Fewer employers also plan on eliminating or severely cutting bonuses (5% this year versus 16% in the past 12 months), divesting unprofitable units (15% versus 5%) and reducing employee benefits (12% versus 6%). All of this follows a 3.2%-merit increase budget in 2003, a decline from 3.6% in the previous year.
But this does not mean the corporate compensation landscape is not due for some upheaval, as Watson Wyatt senses a change is in the air. “The difficult business environment and cost cutting of the past several years have caused many companies to change their reward practices, especially the mix of rewards,” said Laura Sejen, national practice director for strategic rewards at Watson Wyatt, in a statement. “While fewer companies see the need for additional cost cutting in the coming year, clearly the nature of the employer-employee deal has shifted.”
Paramount among those shifts is in a change in the amount of employees participating in long-term incentives due primarily to how companies plan on accounting for stock options. Forty-one percent of the 358 companies polled in the study have decreased eligibility for participation in long-term incentives.
Instead, companies see more effectiveness in offering short term incentives over base pay and long term incentives, particularly in aligning participant behavior to business goals and improving financial performance. Evidence of this is in the nearly four out of 10 (39%) of firms that said changes are being made to their short-term and annual incentives.
However, Sejen says such a compensation paradigm shift weakens the link between employees’ rewards and the long-term financial performance of their companies. It also reduces the opportunity for wealth accumulation, previously an important component of the employment deal in many companies.
Not surprisingly, the study revealed differences in how compensation and benefits are handled at low-performing companies – those whose financial results are worse than their industry as a whole – versus high-performing companies. Most notable were the profound attraction and retention challenges the low-performers faced when compared with high-performing companies, as much as twice the difficulty in attracting and retaining top-performers and critical-skill workers compared to high-performing firms.

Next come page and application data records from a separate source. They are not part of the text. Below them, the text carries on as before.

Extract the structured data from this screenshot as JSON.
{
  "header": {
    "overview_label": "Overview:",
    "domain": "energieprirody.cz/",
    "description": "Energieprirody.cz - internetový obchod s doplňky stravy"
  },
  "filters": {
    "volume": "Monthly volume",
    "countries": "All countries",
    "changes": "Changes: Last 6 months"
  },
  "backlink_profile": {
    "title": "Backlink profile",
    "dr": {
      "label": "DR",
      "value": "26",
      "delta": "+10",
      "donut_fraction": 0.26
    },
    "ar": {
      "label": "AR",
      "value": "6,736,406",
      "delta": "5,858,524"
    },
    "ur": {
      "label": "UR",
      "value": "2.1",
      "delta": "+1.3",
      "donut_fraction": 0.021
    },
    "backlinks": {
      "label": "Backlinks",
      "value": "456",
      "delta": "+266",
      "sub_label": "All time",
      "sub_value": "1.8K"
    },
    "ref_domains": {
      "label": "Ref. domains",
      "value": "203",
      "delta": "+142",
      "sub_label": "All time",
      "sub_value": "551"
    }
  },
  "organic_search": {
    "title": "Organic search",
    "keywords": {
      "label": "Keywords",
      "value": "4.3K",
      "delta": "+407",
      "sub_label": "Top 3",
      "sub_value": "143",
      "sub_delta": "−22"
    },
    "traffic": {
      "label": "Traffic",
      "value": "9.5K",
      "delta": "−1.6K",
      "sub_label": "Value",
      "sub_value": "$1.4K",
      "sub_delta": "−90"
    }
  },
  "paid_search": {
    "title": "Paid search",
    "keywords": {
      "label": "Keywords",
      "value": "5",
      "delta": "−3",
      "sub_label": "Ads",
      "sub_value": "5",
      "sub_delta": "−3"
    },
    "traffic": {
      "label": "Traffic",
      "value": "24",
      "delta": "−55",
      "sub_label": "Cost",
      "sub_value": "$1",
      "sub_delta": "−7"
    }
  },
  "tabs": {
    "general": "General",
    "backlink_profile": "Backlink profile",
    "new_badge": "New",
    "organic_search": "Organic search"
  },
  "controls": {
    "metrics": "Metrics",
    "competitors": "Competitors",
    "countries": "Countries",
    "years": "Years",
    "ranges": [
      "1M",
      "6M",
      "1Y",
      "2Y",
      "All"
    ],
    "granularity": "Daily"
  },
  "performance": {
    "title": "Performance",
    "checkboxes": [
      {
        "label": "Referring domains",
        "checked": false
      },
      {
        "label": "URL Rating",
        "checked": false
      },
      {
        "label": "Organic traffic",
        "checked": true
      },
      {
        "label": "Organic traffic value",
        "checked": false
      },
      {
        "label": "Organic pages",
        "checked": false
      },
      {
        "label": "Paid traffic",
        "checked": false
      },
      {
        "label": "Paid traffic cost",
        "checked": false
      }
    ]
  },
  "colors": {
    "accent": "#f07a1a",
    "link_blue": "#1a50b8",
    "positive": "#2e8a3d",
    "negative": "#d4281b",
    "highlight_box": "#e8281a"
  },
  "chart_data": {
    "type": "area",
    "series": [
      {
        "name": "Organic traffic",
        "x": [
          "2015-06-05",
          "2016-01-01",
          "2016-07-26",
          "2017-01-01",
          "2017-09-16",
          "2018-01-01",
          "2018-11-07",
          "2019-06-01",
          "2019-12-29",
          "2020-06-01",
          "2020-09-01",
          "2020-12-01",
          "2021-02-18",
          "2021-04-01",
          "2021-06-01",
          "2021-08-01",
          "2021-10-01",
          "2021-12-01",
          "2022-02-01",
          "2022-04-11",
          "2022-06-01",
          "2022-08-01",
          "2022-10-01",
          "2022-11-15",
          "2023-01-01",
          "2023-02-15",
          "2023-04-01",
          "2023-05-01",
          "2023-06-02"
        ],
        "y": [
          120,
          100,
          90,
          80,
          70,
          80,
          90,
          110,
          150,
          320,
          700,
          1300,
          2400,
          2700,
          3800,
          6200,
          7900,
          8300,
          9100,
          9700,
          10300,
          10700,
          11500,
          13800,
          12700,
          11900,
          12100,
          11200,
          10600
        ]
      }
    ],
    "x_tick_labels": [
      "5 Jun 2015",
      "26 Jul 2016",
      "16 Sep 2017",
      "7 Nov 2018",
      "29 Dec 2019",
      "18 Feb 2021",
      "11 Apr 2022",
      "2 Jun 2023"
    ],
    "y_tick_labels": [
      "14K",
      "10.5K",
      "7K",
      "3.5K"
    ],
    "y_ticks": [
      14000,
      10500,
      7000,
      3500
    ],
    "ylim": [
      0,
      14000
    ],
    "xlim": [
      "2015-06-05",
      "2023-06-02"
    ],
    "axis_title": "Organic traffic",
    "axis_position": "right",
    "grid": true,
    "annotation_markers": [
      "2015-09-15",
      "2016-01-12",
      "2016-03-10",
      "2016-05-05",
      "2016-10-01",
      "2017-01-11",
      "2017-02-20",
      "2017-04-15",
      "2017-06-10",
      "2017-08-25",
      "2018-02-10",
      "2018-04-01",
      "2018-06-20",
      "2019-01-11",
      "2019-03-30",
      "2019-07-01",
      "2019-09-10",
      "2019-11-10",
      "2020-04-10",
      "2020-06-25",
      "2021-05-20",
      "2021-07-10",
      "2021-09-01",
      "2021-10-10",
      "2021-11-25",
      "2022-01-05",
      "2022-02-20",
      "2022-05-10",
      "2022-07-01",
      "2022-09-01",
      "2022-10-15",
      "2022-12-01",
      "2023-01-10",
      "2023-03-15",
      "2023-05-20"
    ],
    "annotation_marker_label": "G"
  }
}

One reason for such a differential was in how short-term incentives are funded. The majority of companies fund short-term incentives based on their financial performance, and according to the survey, high-performing companies funded their incentives at 108% of target while low-performing companies were only able to fund incentives at 75% of target.
“Unfortunately, top-performing workers at financially weak companies are suffering the consequences. These workers are receiving bonuses that are significantly lower on average than their peers at high-performing companies at 84% of funded versus 118% of funded respectively. And the gap only becomes wider since low-performing companies are not able to fund their bonus pools to nearly the same degree as financially strong companies,” said Sejen.
Copies of the Watson Wyatt 2003/2004 Survey of Strategic Rewards and Pay Practices are available at www.watsonwyatt.com .